268. The Cruel Sea (UK 1953)

Director: Charles Frend

Starring: Jack Hawkins, Donald Sinden, Denholm Elliot, Virginia McKenna, Stanley Baker

Cinematography: Gordon Dines

Original Music: Alan Rawnsthorne

Novel:  Nicholas Monsarrat

Screenplay: Eric Ambler

Bit Part: Sam Kydd (obviously)

FACT : The only film on the list where Stanley Baker refers to sausages as 'snorkers'.

LIE: When Stanley was at school he was known as 'Master Baker'. When former Radio One dj (and now Classic FM 'jock', because he loves all kinds of music, he really does) Simon Bates was at school he was known as 'cunt'. (Come to think of it, that's only 50% untrue).

In one line:  Royal Navy corvette sees action in the North Atlantic.


Merchant Navy officer George Ericson joins the Royal Navy at the start of World War 2. He is given command of the Compass Rose, a corvette designed to escort the North Atlantic Fleet. Ericson's crew of newly commissioned officers and seasoned veterans endure the hardships of a dangerous and almost permanently freezing cold campaign. After three years of fighting, the Compass Rose sinks its first U-Boat, but tragedy is close at hand


Although it suffers from a (bit of) a reputation as being a clichéd, stiff-upper-lip schedule-filler, The Cruel Sea is a superb film and stands head and shoulders above its contemporaries, including the ridiculous and Americanised Bridge on the River Kwai.

Wirral-born writer Monsarrat served in the RNVR during WW2, and there's a real sense of authenticity in his portrayal of men at war in The Cruel Sea that's missing from many other British war films of the same era.

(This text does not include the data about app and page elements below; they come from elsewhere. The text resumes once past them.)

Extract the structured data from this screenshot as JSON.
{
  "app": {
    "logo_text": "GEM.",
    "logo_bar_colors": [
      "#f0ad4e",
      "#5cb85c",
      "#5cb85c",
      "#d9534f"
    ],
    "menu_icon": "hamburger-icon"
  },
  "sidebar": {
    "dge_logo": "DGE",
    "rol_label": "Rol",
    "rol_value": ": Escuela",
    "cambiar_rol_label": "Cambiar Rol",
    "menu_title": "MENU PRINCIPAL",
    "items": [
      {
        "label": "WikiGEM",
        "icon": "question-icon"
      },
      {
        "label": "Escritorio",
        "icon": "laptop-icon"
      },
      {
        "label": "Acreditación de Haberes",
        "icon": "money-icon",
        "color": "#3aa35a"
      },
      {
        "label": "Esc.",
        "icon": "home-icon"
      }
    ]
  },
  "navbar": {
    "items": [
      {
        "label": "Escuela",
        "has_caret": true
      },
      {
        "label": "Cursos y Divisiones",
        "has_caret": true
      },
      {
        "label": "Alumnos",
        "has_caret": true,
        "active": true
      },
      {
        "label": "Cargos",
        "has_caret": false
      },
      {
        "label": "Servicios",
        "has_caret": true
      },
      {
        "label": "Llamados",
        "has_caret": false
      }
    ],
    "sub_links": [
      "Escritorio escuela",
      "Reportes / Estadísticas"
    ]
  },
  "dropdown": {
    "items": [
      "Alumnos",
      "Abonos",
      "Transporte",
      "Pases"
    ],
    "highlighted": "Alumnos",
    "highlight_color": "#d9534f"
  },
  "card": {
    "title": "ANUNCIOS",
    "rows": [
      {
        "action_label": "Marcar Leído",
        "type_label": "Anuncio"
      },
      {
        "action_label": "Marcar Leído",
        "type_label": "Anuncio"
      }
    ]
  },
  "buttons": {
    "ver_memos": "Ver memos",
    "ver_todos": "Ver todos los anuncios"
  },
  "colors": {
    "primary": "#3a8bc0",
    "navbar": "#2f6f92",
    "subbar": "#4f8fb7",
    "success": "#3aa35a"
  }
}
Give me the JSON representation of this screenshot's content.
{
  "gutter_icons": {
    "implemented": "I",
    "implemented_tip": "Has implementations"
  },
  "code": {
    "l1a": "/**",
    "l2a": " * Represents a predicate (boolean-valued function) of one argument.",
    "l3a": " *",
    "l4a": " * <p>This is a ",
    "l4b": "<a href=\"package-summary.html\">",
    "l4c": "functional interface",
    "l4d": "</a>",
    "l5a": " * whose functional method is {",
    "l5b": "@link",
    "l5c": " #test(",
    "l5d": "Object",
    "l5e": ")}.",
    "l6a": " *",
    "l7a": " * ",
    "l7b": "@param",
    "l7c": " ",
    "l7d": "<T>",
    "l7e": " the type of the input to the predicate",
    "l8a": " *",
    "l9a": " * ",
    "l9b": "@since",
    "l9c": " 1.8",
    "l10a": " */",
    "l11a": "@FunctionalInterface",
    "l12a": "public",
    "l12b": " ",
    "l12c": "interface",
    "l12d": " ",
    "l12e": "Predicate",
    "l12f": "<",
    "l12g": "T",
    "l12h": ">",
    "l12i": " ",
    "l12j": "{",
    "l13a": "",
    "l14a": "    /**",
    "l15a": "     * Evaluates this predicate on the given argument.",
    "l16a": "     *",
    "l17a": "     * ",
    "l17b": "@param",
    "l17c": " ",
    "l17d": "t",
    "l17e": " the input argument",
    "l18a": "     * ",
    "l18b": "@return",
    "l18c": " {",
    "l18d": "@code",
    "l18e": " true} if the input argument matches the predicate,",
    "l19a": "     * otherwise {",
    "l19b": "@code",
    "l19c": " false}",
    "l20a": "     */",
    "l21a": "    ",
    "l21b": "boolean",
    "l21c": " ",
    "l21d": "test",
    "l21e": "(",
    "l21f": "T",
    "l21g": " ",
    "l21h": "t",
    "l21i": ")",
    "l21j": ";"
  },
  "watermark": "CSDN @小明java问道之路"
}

Monsarrat's novel is tremendous, and its depiction of the loneliness of command and the grim months of escorting the Russian convoys is almost painful at times. His visceral descriptions of a group of men who are almost permanently exhausted and soaking wet from the almost ice-cold Atlantic waters lives long beyond the final page.

The book is far more 'adult' than its film counterpart. Ericson is both the Godhead figure of command and also a paternal figure who has to listen to the gripes of his crew - including an abscondee who tells him that when he returned to sort out his marriage, he realised that  his wife was entertaining another man because she was wearing a spunk-stained nightdress. Now, I don't remember that in the film.

Getting sprayed by salty liquids is a feature of both novel and film.

There were two versions of the novel: the adult original and a 'Cadet Version' aimed at naval cadets who wanted to read stories about seamen and not semen. The publishers obviously didn't know 14 year lads.

The film is just great as well. Hawkins gives the best performance of his life and he is ably abetted by SV favourite Denholm Elliot and the brilliant Stanley Baker as a bastard, bully-boy Lt. Bennett.

Baker as Bennett: bully boy and mincing stereotyped homosexual. Note the defecating 'Jack Tar' in the background.

The most famous scene of the film shows the Compass Rose detecting a U-Boat beneath a group of just-about-to-be-picked-up shipwrecked sailors. Ericson has to decide whether to save the sailors and risk losing the submarine, or to kill the men by performing his duties and setting off the depth charges.

There's no gung-ho bollocks in this film and there's no sense of the war being a middle-class boys' jolly outing. There's just a sense of futility, and sadness and men doing their duty.

An outstanding film and the antithesis of many really shitty British (and American, don't forget) war films of that era.